*Provided data*:
· · ·

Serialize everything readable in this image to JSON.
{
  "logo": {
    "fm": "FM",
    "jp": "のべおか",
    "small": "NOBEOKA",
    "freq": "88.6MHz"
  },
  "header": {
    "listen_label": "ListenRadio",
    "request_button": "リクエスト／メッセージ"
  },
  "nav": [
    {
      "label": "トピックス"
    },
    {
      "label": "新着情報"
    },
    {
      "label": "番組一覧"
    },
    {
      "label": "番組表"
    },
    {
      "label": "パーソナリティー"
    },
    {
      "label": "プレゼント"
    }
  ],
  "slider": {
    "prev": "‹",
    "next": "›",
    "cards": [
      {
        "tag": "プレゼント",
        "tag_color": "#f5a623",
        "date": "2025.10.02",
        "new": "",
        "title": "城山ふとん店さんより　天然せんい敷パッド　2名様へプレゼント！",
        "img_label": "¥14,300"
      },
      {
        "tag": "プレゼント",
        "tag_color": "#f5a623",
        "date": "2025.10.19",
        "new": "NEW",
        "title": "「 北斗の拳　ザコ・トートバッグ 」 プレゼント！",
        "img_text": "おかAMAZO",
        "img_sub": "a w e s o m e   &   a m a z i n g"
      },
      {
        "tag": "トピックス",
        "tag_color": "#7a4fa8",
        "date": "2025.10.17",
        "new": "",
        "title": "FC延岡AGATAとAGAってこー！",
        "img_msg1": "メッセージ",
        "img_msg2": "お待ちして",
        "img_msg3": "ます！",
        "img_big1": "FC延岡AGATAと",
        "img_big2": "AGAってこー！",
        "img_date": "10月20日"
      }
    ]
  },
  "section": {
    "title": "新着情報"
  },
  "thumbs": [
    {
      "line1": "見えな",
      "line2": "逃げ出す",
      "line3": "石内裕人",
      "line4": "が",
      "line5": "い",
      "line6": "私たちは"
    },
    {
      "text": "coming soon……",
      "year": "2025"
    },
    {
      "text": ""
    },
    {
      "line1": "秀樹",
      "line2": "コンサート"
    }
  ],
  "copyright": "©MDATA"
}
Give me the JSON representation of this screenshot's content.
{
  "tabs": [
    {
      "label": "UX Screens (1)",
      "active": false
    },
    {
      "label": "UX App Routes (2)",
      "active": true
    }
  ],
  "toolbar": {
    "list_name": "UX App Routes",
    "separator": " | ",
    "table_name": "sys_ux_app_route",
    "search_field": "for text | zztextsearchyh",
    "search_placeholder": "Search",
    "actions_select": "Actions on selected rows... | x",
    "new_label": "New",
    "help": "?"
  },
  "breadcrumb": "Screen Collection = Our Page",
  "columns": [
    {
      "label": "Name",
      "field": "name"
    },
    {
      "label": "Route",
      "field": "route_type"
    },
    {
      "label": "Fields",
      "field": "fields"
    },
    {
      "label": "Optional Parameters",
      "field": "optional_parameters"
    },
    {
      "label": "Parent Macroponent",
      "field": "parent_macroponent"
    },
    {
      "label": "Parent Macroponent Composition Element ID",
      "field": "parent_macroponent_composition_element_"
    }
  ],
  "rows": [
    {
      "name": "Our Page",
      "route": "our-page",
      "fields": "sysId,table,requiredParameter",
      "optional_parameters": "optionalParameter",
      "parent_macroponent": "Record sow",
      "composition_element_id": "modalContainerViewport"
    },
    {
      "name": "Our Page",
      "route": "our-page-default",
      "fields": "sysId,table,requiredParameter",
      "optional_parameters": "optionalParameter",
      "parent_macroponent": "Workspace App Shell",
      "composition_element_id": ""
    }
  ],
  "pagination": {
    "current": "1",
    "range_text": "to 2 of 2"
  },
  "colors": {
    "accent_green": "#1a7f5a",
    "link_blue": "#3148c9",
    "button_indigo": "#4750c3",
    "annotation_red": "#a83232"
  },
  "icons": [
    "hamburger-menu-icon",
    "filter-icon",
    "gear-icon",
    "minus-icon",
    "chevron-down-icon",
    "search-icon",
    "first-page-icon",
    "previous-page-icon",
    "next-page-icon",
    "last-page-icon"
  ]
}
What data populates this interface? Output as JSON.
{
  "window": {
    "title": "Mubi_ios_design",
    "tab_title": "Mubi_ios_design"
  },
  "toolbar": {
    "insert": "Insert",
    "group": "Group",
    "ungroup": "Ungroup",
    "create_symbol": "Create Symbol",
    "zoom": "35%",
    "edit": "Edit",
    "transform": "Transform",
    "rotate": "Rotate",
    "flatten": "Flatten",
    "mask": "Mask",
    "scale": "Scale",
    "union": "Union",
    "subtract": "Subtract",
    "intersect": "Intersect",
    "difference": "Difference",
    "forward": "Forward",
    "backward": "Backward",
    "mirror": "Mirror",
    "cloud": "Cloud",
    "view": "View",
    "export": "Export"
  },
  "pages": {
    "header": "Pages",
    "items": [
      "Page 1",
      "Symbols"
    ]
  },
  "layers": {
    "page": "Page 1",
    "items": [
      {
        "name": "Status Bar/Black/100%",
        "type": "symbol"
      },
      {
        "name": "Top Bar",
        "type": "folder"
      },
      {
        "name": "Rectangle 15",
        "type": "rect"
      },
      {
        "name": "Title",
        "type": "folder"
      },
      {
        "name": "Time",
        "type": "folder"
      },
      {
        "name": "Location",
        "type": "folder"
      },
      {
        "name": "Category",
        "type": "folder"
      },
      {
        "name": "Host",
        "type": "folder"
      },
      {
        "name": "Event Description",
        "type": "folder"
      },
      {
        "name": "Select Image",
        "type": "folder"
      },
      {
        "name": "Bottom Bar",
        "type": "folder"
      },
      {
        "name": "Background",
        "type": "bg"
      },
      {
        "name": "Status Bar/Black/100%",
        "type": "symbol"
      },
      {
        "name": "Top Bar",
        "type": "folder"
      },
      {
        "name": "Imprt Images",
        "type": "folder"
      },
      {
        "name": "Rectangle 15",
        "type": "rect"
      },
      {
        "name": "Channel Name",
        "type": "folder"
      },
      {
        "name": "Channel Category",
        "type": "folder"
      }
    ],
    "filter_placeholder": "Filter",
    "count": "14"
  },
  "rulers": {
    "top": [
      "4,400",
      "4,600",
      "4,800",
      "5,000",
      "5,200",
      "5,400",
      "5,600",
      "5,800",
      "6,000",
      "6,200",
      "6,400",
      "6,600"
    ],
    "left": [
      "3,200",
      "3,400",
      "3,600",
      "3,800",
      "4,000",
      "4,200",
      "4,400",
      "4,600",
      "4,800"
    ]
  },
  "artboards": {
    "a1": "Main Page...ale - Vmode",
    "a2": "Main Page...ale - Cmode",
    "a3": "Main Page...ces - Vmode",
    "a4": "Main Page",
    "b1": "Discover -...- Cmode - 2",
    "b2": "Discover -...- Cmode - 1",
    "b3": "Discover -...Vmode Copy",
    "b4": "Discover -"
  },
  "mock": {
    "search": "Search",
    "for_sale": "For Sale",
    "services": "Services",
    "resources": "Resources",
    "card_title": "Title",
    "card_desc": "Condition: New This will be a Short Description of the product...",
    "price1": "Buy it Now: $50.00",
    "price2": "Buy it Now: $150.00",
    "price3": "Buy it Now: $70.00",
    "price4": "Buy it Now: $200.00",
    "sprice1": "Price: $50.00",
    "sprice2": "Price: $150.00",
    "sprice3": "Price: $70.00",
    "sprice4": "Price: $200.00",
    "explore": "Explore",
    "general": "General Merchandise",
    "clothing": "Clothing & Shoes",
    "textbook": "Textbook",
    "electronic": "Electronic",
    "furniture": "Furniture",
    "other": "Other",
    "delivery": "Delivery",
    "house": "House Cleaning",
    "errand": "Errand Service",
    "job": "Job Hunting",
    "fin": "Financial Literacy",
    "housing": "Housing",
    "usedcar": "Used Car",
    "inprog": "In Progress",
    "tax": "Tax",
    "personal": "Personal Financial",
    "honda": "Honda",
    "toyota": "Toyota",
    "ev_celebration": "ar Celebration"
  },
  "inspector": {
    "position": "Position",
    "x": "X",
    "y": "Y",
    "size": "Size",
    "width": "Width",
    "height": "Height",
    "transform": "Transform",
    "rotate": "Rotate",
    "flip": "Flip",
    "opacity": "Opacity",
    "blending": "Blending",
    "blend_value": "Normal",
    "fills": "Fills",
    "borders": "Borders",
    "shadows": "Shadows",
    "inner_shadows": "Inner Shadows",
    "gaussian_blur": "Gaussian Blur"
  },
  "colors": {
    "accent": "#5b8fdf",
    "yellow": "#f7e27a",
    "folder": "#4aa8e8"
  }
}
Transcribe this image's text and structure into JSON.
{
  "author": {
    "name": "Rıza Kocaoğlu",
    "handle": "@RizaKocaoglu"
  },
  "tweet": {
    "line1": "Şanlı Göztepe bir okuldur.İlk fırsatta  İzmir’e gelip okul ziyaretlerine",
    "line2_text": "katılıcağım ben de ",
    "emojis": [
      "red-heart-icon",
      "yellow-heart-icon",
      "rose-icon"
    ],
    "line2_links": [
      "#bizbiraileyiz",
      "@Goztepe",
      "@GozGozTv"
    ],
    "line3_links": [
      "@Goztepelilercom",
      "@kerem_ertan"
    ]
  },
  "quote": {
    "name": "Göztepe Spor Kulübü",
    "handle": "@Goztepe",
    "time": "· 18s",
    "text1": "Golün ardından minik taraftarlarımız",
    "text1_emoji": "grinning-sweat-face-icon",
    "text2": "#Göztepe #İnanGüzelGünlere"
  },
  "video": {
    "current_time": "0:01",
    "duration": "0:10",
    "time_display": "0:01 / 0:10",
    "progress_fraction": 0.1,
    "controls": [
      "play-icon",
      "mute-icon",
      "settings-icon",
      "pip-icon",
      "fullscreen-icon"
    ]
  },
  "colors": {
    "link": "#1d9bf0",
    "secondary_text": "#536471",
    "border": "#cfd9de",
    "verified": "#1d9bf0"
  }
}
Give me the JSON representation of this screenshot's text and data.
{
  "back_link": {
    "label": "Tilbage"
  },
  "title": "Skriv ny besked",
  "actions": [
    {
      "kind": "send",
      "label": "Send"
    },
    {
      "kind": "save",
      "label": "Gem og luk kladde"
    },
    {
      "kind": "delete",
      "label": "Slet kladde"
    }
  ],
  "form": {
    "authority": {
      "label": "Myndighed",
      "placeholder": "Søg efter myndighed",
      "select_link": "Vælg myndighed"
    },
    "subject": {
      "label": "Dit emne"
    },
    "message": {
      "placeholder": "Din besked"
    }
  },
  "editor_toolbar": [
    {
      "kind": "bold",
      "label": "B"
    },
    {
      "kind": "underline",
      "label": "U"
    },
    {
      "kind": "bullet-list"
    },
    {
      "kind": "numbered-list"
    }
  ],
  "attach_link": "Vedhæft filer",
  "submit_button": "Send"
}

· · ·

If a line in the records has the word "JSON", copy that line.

*Response to this exercise*:
Serialize everything readable in this image to JSON.
Give me the JSON representation of this screenshot's content.
What data populates this interface? Output as JSON.
Transcribe this image's text and structure into JSON.
Give me the JSON representation of this screenshot's text and data.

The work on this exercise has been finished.